Jasper said he didn't know a girl could cry that much.

She led him to the bedroom in the back of the small house. Jasper found that the door was, indeed blocked as the girl had told him. He drew his unloaded fire arm and announced himself as he had heard it so many times on television. “THIS IS TH' PO-LICE! OPEN UP!” Of course, there was no answer. Jasper tried pushing on the door. It was a little open, enough that Jasper could see the bed. There was no one on the bed. He pushed on the door a little harder, but it was blocked by something. He pushed a little harder, but the door seemed to push back. Then he put his shoulder into it and it seemed to give a little more. But not enough to get into the room.

Either out of desperation or frustration, the girl – who had just turned 16 – helped him on the next attempt. At this point in his story, Jasper got a little dreamy eyed and started to stutter a little. The girl, apparently, was very pretty and had a nice shape and was pushed right up against him – which was probably as close to someone of the opposite sex as he had ever gotten. Humpty asked him how it felt to have a pair of nice young tits pushed up against him and what she smelled like.

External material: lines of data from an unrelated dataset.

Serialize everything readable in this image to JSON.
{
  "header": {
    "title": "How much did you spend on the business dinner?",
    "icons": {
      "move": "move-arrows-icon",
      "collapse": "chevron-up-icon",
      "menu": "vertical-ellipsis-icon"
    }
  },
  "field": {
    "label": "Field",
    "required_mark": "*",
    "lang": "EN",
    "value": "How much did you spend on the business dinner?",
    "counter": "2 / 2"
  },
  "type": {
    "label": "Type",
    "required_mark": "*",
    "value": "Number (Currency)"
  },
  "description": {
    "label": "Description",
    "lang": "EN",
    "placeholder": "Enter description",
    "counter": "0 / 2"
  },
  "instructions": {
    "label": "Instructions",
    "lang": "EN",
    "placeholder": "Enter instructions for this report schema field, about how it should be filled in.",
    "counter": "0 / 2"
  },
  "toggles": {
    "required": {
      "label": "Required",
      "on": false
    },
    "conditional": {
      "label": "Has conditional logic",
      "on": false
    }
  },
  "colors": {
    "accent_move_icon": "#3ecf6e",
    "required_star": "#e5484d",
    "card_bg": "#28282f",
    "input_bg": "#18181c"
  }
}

Jasper smiled, shifted uncomfortably on his stool, turned a little red in the face, and took another drink from his Shirley Temple to finish his story.

The door finally gave way enough for Jasper to get inside; before he did, though, he turned to the girl, making sure to look her in the face and not in her heaving jail bait breasts, and told her to go call the fire department. He told her to dial 911. And then, after taking a deep breath, Jasper, fire arm pulled, announced himself again, and pushed his way into the room. The bed was indeed empty,but it had been laid on recently. There were two empty fifths of rum, and a pile of little blue pills on the night stand. There was a funny smell and a muffled buzzing sound; but upon first glance, the room appeared empty. Jasper heard the fire truck sirens coming, and he was unsure of what to tell them when they arrived; he didn't want to look like fool for calling them out for an locked and empty room. And then he thought of the door, and how it was blocked and how there was no furniture in the middle of the room. Then he turned around.

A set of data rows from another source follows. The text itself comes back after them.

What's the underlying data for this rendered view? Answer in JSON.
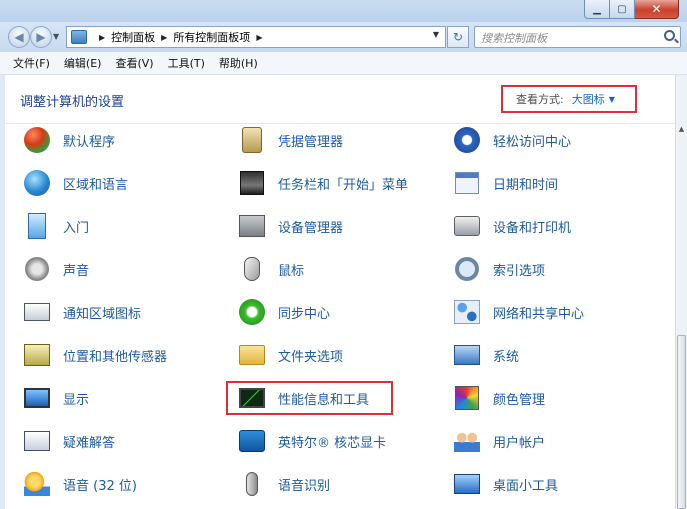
{
  "window": {
    "minimize_label": "▁",
    "maximize_label": "▢",
    "close_label": "✕"
  },
  "nav": {
    "back_label": "◀",
    "forward_label": "▶",
    "breadcrumbs": [
      "控制面板",
      "所有控制面板项"
    ],
    "crumb_separator": "▶",
    "refresh_label": "↻",
    "search_placeholder": "搜索控制面板"
  },
  "menu": {
    "items": [
      "文件(F)",
      "编辑(E)",
      "查看(V)",
      "工具(T)",
      "帮助(H)"
    ]
  },
  "header": {
    "title": "调整计算机的设置",
    "view_by_label": "查看方式:",
    "view_by_value": "大图标",
    "view_by_arrow": "▼"
  },
  "items": {
    "col1": [
      "默认程序",
      "区域和语言",
      "入门",
      "声音",
      "通知区域图标",
      "位置和其他传感器",
      "显示",
      "疑难解答",
      "语音 (32 位)"
    ],
    "col2": [
      "凭据管理器",
      "任务栏和「开始」菜单",
      "设备管理器",
      "鼠标",
      "同步中心",
      "文件夹选项",
      "性能信息和工具",
      "英特尔® 核芯显卡",
      "语音识别"
    ],
    "col3": [
      "轻松访问中心",
      "日期和时间",
      "设备和打印机",
      "索引选项",
      "网络和共享中心",
      "系统",
      "颜色管理",
      "用户帐户",
      "桌面小工具"
    ]
  },
  "icons": {
    "col1": [
      "default-programs-icon",
      "region-language-icon",
      "getting-started-icon",
      "sound-icon",
      "notification-area-icon",
      "location-sensors-icon",
      "display-icon",
      "troubleshooting-icon",
      "speech-icon"
    ],
    "col2": [
      "credential-manager-icon",
      "taskbar-start-icon",
      "device-manager-icon",
      "mouse-icon",
      "sync-center-icon",
      "folder-options-icon",
      "performance-icon",
      "intel-graphics-icon",
      "speech-recognition-icon"
    ],
    "col3": [
      "ease-of-access-icon",
      "date-time-icon",
      "devices-printers-icon",
      "indexing-options-icon",
      "network-sharing-icon",
      "system-icon",
      "color-management-icon",
      "user-accounts-icon",
      "desktop-gadgets-icon"
    ]
  },
  "colors": {
    "link": "#1c5a9a",
    "header": "#1e3f8f",
    "highlight_border": "#d9303a"
  }
}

The woman herself had been blocking the door; not a small woman, she had fallen and blocked the door, presumably after drinking too much and taking too many of her prescription pain killers. And there she was, jammed between the door and the wall. She was naked with a self-massager, the kind you can buy in most drug stores, stuck up in her. Her head was bleeding – probably from being banged when Jasper and the woman's daughter pushed the door open.

When the emergency crew arrived, they walked into find Jasper staring at the woman's naked body, his fire arm drawn. After they finally turned off the massager and removed it – the EMTs drew straws and the short straw lost – they attempted CPR. But it was no use.

At first, it was supposed that the head trauma had killed her; it was later discovered that she had been dead before she hit the floor. Apparently, the woman suffered from depression and chronic pain, and had decided to end her own life; but sometime between downing the pills with rum – her drink of choice – and dying, she decided that she wanted to go out smiling, which explained the clearly unorthodox use of the massager. At that point, the coroner could only theorize, and he supposed that maybe after achieving a mechanical climax, the poor woman decided she had something to live for after all, and she left the bed in an attempt to call for help; but, sadly, it had been too late.

“So what did you think, Jasper?” Humpty asked with a smile that showed all five of his teeth. “You ever see a woman like that before? Huh?” The men laughed and guffawed and shook their heads. They all knew the woman, each in their turn. And while she would not be missed, her death was considered a tragic inconvenience.

“So what DID you think, Jasper?” Tommy spoke up. Everyone had supposed – correctly – that the closest he had ever come to a naked woman was in a late night movie or one of those magazines they sell behind the counter at the corner gas station. Jasper took a drink of his Shirley Temple and smiled, his eyes wide and empty.

His pronouncement was met with laughter and fresh drinks all around. “Big titties,” he said.